* _What is being asked_:
The answer should consist of all the entries, repeated word for word.

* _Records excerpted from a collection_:
-------------------------

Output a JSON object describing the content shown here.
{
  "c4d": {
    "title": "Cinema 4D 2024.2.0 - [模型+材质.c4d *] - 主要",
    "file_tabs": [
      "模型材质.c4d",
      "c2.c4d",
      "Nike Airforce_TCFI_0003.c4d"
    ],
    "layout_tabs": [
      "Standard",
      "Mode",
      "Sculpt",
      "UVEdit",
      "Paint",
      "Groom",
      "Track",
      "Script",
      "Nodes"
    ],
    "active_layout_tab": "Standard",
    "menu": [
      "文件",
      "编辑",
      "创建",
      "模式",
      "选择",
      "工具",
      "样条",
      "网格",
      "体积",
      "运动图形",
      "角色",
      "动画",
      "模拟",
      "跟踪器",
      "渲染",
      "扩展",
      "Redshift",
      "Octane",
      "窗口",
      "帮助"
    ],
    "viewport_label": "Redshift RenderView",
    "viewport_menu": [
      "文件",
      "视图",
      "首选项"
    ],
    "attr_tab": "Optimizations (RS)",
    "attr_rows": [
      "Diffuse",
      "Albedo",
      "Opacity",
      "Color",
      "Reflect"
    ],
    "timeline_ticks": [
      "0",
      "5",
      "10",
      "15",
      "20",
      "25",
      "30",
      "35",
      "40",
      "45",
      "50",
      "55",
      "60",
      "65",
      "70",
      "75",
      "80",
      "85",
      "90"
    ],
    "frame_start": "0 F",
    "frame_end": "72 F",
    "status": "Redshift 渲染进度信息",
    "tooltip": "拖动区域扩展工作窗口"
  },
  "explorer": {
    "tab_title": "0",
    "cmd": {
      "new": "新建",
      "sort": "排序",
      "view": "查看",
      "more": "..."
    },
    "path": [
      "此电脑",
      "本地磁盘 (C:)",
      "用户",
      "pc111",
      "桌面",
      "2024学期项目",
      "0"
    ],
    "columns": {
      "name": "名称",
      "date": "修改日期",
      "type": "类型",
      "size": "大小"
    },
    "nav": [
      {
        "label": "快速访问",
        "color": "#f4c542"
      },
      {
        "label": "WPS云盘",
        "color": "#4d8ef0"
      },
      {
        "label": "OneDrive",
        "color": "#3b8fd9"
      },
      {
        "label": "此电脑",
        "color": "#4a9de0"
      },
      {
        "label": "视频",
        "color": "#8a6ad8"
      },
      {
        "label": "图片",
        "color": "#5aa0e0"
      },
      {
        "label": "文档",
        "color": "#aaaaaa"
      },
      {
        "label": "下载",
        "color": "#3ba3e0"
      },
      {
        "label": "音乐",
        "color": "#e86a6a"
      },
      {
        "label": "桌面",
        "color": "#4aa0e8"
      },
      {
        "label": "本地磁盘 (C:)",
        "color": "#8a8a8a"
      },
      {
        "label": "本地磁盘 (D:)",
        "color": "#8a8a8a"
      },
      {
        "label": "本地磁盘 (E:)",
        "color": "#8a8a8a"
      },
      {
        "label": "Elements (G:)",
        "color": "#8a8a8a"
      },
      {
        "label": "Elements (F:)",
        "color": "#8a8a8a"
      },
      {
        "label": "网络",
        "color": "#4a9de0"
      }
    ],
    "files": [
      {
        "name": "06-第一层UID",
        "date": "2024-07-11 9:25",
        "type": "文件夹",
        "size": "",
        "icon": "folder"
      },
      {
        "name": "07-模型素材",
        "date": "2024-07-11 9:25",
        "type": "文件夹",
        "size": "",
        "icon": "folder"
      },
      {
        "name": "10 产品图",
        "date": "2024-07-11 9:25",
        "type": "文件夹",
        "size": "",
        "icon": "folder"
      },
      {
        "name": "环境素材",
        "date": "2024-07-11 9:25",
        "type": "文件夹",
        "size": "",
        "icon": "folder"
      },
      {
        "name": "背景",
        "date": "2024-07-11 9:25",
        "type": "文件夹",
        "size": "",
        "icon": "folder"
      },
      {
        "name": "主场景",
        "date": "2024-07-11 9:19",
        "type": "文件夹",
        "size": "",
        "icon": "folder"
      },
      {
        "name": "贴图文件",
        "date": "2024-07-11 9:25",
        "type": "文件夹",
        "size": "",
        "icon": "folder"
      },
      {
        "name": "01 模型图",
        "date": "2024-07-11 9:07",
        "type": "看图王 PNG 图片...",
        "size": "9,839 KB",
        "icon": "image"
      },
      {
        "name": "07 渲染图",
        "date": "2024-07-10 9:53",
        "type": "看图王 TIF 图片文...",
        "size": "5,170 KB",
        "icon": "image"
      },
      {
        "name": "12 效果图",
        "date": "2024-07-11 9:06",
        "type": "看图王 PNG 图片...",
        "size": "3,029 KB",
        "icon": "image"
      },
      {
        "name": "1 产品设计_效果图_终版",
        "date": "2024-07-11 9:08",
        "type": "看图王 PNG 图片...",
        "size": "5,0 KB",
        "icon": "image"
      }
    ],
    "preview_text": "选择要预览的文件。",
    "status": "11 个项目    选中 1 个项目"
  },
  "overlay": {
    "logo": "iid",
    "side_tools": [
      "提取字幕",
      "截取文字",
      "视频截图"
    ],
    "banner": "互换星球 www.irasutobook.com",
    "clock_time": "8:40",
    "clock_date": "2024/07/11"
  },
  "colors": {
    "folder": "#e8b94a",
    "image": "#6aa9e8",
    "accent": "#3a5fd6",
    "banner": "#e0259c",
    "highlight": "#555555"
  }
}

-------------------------

* _Solution for this problem_:
Output a JSON object describing the content shown here.
{
  "c4d": {
    "title": "Cinema 4D 2024.2.0 - [模型+材质.c4d *] - 主要",
    "file_tabs": [
      "模型材质.c4d",
      "c2.c4d",
      "Nike Airforce_TCFI_0003.c4d"
    ],
    "layout_tabs": [
      "Standard",
      "Mode",
      "Sculpt",
      "UVEdit",
      "Paint",
      "Groom",
      "Track",
      "Script",
      "Nodes"
    ],
    "active_layout_tab": "Standard",
    "menu": [
      "文件",
      "编辑",
      "创建",
      "模式",
      "选择",
      "工具",
      "样条",
      "网格",
      "体积",
      "运动图形",
      "角色",
      "动画",
      "模拟",
      "跟踪器",
      "渲染",
      "扩展",
      "Redshift",
      "Octane",
      "窗口",
      "帮助"
    ],
    "viewport_label": "Redshift RenderView",
    "viewport_menu": [
      "文件",
      "视图",
      "首选项"
    ],
    "attr_tab": "Optimizations (RS)",
    "attr_rows": [
      "Diffuse",
      "Albedo",
      "Opacity",
      "Color",
      "Reflect"
    ],
    "timeline_ticks": [
      "0",
      "5",
      "10",
      "15",
      "20",
      "25",
      "30",
      "35",
      "40",
      "45",
      "50",
      "55",
      "60",
      "65",
      "70",
      "75",
      "80",
      "85",
      "90"
    ],
    "frame_start": "0 F",
    "frame_end": "72 F",
    "status": "Redshift 渲染进度信息",
    "tooltip": "拖动区域扩展工作窗口"
  },
  "explorer": {
    "tab_title": "0",
    "cmd": {
      "new": "新建",
      "sort": "排序",
      "view": "查看",
      "more": "..."
    },
    "path": [
      "此电脑",
      "本地磁盘 (C:)",
      "用户",
      "pc111",
      "桌面",
      "2024学期项目",
      "0"
    ],
    "columns": {
      "name": "名称",
      "date": "修改日期",
      "type": "类型",
      "size": "大小"
    },
    "nav": [
      {
        "label": "快速访问",
        "color": "#f4c542"
      },
      {
        "label": "WPS云盘",
        "color": "#4d8ef0"
      },
      {
        "label": "OneDrive",
        "color": "#3b8fd9"
      },
      {
        "label": "此电脑",
        "color": "#4a9de0"
      },
      {
        "label": "视频",
        "color": "#8a6ad8"
      },
      {
        "label": "图片",
        "color": "#5aa0e0"
      },
      {
        "label": "文档",
        "color": "#aaaaaa"
      },
      {
        "label": "下载",
        "color": "#3ba3e0"
      },
      {
        "label": "音乐",
        "color": "#e86a6a"
      },
      {
        "label": "桌面",
        "color": "#4aa0e8"
      },
      {
        "label": "本地磁盘 (C:)",
        "color": "#8a8a8a"
      },
      {
        "label": "本地磁盘 (D:)",
        "color": "#8a8a8a"
      },
      {
        "label": "本地磁盘 (E:)",
        "color": "#8a8a8a"
      },
      {
        "label": "Elements (G:)",
        "color": "#8a8a8a"
      },
      {
        "label": "Elements (F:)",
        "color": "#8a8a8a"
      },
      {
        "label": "网络",
        "color": "#4a9de0"
      }
    ],
    "files": [
      {
        "name": "06-第一层UID",
        "date": "2024-07-11 9:25",
        "type": "文件夹",
        "size": "",
        "icon": "folder"
      },
      {
        "name": "07-模型素材",
        "date": "2024-07-11 9:25",
        "type": "文件夹",
        "size": "",
        "icon": "folder"
      },
      {
        "name": "10 产品图",
        "date": "2024-07-11 9:25",
        "type": "文件夹",
        "size": "",
        "icon": "folder"
      },
      {
        "name": "环境素材",
        "date": "2024-07-11 9:25",
        "type": "文件夹",
        "size": "",
        "icon": "folder"
      },
      {
        "name": "背景",
        "date": "2024-07-11 9:25",
        "type": "文件夹",
        "size": "",
        "icon": "folder"
      },
      {
        "name": "主场景",
        "date": "2024-07-11 9:19",
        "type": "文件夹",
        "size": "",
        "icon": "folder"
      },
      {
        "name": "贴图文件",
        "date": "2024-07-11 9:25",
        "type": "文件夹",
        "size": "",
        "icon": "folder"
      },
      {
        "name": "01 模型图",
        "date": "2024-07-11 9:07",
        "type": "看图王 PNG 图片...",
        "size": "9,839 KB",
        "icon": "image"
      },
      {
        "name": "07 渲染图",
        "date": "2024-07-10 9:53",
        "type": "看图王 TIF 图片文...",
        "size": "5,170 KB",
        "icon": "image"
      },
      {
        "name": "12 效果图",
        "date": "2024-07-11 9:06",
        "type": "看图王 PNG 图片...",
        "size": "3,029 KB",
        "icon": "image"
      },
      {
        "name": "1 产品设计_效果图_终版",
        "date": "2024-07-11 9:08",
        "type": "看图王 PNG 图片...",
        "size": "5,0 KB",
        "icon": "image"
      }
    ],
    "preview_text": "选择要预览的文件。",
    "status": "11 个项目    选中 1 个项目"
  },
  "overlay": {
    "logo": "iid",
    "side_tools": [
      "提取字幕",
      "截取文字",
      "视频截图"
    ],
    "banner": "互换星球 www.irasutobook.com",
    "clock_time": "8:40",
    "clock_date": "2024/07/11"
  },
  "colors": {
    "folder": "#e8b94a",
    "image": "#6aa9e8",
    "accent": "#3a5fd6",
    "banner": "#e0259c",
    "highlight": "#555555"
  }
}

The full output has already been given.